The New World Symphony is a wonderful institution. Founded 22 years ago by Michael Tilson Thomas, who still conducts, the NWS is an orchestral academy which trains and showcases talented young musicians. Since shortly after its founding, it has made its home at South Beach's Lincoln Theatre, which boasts a restored art deco exterior and a modern, comfortable interior with great acoustics.
This afternoon, I attended a lovely NWS performance. The orchestra played selections by Milhaud, Ravel, Berg, and Richard Strauss. The young musicians were masterful. They combined tremendous technical skill with freshness and enthusiasm. The audience was also enthusiastic, giving the performers a well-deserved standing ovation. But I was more struck by the stark difference between the musicians and their audience—the musicians were all in their twenties, while those of us in the audience were mostly seniors.
This is a common phenomenon at classical music concerts, but somehow at this performance, where the musicians themselves were so young, the contrast seemed all the greater. Their musicianship makes it clear that there's no shortage of brilliant young musicians, but their audience appears to be on its last legs.

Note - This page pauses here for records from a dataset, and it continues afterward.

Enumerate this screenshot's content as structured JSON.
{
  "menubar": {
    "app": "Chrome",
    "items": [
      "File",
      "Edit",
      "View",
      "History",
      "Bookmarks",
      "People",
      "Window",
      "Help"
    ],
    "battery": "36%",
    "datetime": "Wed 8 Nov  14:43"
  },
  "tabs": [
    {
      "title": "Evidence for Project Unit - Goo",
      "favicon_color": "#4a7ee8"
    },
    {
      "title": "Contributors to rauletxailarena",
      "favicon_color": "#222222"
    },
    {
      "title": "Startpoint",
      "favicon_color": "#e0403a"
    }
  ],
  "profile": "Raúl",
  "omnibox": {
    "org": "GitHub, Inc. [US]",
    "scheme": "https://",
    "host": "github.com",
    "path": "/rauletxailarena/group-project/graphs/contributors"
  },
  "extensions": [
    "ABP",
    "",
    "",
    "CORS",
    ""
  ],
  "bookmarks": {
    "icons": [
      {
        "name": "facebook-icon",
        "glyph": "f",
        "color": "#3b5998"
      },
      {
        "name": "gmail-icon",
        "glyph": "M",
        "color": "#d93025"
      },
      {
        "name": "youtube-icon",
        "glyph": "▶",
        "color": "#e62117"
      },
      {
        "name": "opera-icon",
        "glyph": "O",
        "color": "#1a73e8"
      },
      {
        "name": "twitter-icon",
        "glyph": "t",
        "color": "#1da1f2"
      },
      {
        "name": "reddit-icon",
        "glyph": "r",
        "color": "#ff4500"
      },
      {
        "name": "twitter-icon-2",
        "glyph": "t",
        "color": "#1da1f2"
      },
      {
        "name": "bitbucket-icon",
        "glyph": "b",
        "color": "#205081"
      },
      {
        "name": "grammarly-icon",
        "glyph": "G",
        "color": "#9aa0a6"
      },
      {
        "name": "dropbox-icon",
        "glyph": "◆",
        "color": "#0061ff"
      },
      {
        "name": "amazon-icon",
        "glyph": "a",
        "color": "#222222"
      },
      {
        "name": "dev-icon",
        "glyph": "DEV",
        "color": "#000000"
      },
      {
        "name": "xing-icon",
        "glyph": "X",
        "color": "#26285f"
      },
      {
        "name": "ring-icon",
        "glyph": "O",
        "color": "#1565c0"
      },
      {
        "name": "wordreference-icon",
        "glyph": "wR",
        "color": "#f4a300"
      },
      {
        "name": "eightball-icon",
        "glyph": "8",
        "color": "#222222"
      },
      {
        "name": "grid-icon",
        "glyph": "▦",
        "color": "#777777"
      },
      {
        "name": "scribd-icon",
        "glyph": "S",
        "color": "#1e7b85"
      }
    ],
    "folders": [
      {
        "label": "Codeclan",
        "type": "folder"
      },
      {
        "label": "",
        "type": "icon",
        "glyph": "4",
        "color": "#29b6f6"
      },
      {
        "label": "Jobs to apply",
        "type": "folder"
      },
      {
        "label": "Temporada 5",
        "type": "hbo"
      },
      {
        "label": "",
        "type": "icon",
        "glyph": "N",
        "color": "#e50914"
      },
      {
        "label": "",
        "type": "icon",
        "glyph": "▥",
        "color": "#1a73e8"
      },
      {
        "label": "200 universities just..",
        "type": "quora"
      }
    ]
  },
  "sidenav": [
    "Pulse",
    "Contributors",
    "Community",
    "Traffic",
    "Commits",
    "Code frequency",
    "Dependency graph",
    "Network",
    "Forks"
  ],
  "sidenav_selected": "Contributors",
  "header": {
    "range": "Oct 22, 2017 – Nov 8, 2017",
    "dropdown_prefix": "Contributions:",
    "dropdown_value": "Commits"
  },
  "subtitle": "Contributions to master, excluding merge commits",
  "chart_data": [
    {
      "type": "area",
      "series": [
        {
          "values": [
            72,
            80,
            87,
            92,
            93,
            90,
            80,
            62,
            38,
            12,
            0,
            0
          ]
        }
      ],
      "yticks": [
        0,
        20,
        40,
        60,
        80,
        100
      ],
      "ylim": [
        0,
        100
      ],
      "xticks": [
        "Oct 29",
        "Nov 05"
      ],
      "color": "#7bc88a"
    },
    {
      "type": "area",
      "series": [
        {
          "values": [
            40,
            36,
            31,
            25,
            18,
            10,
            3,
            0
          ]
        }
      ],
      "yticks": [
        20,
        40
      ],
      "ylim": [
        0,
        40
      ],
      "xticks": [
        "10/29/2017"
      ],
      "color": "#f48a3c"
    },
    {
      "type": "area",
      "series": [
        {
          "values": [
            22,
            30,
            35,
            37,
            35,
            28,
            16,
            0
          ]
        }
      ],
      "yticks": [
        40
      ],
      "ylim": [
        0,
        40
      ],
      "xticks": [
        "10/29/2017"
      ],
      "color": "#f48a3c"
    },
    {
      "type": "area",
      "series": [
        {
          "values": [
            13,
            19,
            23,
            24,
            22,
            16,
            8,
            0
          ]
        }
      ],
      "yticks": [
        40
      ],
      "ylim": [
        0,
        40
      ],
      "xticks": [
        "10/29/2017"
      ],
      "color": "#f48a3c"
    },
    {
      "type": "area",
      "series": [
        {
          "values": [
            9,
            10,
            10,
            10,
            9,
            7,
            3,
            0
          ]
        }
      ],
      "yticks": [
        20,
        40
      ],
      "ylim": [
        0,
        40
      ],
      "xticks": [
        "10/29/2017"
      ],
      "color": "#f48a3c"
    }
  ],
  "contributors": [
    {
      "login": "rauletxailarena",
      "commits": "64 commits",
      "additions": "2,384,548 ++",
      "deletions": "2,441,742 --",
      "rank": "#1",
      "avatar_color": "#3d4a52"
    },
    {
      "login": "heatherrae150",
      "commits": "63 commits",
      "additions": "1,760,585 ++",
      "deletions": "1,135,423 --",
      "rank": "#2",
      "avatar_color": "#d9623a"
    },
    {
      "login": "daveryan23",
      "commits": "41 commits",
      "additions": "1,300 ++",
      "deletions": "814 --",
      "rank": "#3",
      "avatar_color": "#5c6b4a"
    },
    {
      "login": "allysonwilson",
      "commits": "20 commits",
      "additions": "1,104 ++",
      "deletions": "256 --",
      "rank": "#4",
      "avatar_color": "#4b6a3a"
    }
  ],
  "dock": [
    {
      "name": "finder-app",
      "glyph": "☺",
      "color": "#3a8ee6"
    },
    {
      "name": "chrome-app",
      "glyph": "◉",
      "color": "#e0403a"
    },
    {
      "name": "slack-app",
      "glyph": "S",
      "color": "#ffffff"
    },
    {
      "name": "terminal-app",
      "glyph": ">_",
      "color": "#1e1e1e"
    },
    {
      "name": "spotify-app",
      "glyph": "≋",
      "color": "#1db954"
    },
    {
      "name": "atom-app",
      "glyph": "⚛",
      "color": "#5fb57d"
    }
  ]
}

The NWS seems to think there's still a market for its musical product. It will soon move into a new Frank Gehry-designed campus right around the corner from the Lincoln Theatre. The orchestra hopes to create interest in classical music among a younger generation. I hope they succeed, because it's certainly weird to feel like one of the youngest in the crowd at age 60.